“It is alleged that the defendant unreasonably struck a horse that was overburdened with a heavy load,” the statement says. “The horse expired shortly thereafter.”
The incident began circulating on Facebook after photos of the dying horse were posted and shared more than 40,000 times.
Tawn Crowther, who posted the photos to her Facebook page, wrote that she witnessed the beating unfold after the “horse was unable to pull a wagon full of watermelon and 2 grown men.”
At that point, she wrote, she watched as “an Amish criminal” walked beside the horse and beat it until it collapsed:
“At that point he continued to kick, hit and pull on the poor seemingly dying animal. I pulled over and called the police. They came to evaluate the situation, only to tell me that they are unsure of the outcome. Because Amish are governed under a different law. Are you kidding? Isn’t abuse standard across the board? So if I decide to beat and kill animals I need to change my religion to be above the law?!? Are you telling me the police are powerless against the Amish?!? Just an update, the police officer has reached out to me and is trying to help!”
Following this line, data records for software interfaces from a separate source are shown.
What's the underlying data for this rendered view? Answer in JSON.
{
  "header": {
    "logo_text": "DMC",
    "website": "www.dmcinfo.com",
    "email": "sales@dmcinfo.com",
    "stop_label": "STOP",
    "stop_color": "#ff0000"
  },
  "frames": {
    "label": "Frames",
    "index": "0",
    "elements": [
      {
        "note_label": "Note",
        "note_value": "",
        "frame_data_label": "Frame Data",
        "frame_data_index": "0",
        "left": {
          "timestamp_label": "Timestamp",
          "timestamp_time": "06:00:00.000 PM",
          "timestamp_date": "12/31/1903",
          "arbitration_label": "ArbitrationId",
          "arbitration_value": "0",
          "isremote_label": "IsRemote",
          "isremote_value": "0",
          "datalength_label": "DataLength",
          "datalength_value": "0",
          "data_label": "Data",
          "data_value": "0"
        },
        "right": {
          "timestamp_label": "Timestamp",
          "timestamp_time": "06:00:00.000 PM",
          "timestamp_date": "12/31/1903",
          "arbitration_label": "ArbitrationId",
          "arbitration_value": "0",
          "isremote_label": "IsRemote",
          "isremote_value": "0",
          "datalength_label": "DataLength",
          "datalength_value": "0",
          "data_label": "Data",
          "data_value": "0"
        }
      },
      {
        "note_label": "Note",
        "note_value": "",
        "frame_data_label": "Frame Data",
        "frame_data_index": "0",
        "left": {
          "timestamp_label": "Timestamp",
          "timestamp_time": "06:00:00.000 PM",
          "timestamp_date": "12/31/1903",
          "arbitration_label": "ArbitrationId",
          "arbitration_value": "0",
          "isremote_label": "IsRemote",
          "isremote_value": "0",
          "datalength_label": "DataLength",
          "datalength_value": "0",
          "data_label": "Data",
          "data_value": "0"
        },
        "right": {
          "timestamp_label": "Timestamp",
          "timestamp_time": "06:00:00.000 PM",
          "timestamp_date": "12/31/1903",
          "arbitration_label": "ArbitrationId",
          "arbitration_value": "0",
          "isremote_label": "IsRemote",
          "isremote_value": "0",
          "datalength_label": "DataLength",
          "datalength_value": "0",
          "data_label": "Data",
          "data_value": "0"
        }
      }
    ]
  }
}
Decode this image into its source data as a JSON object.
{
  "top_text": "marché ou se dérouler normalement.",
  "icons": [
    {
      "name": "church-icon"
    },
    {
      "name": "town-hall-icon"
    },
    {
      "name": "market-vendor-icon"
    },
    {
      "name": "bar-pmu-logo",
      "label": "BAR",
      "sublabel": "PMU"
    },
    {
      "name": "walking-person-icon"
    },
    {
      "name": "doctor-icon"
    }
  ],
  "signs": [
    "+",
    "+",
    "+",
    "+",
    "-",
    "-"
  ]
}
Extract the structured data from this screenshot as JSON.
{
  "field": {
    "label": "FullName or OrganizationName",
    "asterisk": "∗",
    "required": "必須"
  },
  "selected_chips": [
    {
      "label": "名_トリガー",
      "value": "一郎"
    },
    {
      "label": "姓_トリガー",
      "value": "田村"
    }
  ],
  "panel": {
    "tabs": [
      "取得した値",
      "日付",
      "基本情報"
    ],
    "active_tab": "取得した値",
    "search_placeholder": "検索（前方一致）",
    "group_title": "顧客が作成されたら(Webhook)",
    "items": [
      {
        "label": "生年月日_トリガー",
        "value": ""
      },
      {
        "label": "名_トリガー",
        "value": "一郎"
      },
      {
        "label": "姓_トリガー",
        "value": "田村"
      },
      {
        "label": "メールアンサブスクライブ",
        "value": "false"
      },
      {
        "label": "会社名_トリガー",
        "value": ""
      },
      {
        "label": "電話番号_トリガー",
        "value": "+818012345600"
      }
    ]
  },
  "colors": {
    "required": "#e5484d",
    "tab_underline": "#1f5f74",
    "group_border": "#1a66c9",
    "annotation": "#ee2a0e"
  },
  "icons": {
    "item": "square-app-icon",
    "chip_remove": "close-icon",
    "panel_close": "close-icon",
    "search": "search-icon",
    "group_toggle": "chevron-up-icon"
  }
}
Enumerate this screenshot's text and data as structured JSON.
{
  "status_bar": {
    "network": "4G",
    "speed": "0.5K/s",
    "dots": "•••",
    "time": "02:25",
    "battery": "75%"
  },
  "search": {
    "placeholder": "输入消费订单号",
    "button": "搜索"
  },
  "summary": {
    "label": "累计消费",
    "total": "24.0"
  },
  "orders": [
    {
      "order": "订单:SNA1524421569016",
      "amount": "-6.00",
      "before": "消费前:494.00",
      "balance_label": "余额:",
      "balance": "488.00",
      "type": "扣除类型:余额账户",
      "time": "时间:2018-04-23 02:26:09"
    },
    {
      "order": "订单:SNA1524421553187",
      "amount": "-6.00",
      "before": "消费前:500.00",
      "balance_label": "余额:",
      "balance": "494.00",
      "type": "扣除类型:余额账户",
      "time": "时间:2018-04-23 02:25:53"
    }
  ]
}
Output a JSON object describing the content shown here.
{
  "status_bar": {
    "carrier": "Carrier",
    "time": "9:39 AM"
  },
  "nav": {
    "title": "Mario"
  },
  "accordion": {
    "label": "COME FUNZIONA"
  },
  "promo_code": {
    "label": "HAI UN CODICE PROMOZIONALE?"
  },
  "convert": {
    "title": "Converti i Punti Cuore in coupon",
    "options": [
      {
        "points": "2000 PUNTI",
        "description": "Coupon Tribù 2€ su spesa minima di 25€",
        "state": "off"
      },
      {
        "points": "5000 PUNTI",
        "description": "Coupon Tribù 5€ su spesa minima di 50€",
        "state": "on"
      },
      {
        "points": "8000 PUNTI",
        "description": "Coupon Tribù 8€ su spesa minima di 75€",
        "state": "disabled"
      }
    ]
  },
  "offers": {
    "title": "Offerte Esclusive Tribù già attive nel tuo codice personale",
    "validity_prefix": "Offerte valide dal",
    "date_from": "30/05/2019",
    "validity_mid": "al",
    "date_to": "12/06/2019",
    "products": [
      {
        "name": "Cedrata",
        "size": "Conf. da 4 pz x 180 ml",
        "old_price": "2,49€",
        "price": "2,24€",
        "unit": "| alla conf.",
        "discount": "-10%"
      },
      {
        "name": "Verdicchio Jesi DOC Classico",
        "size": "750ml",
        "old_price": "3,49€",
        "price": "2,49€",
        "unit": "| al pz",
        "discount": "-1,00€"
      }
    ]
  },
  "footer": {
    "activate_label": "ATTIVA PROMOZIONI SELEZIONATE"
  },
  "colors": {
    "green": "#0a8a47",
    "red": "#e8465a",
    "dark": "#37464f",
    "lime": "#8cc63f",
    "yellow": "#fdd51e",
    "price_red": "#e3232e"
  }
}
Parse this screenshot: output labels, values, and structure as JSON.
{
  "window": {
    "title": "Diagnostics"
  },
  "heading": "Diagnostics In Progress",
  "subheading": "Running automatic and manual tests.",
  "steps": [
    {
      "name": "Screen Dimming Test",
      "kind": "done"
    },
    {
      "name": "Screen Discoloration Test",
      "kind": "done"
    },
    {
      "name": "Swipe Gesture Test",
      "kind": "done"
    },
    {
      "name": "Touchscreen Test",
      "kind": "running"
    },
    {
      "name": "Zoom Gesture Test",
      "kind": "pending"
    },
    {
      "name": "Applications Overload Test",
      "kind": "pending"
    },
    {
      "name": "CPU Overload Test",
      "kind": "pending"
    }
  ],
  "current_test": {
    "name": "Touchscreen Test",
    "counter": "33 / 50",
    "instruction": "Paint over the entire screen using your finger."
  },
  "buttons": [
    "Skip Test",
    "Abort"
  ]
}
Commenters flooded Crowther’s page with outrage, many of them claiming to have witnessed similar instances of animal abuse on local farms.
“Absolutely deplorable,” Bonnie Stauffer wrote.
“Criminal and disgusting,” Lee Habbershon added. “Good for you at least calling the police. I would have also.”
Police were dispatched to the scene around noon Tuesday after receiving a report that a horse was blocking traffic, police said during a news conference that was posted the York Daily Record.
Ephrata Police Lt. Chris McKim told the reporters that police spent three hours on the scene and called a local fire company in an effort to save the animal, the Daily Record reported. In an attempt to cool the horse, the fire company used up to 1,000 gallons of water, McKim said.
“It was during this time on scene that a passer-by made a complaint to an on-scene officer regarding the treatment of the horse,” McKim told reporters. “The officer did not say that the Amish are not subject to the law. At the time, and under the circumstances, how the law applied to the immediate situation was not immediately clear.
“Not all the facts were in,” he added, before noting that “all Pennsylvanians are subject to the law.”
Susan Martin, director of the Lancaster Society for the Prevention of Cruelty to Animals, told PennLive that she assisted Ephrata police in their investigation by informing them “what they needed to look for and what evidence they needed to take” from the scene to meet various criminal codes.
This material was also reviewed the “by the Lancaster County District Attorney’s Office, and is the fullest extent available by Pennsylvania law,” police said.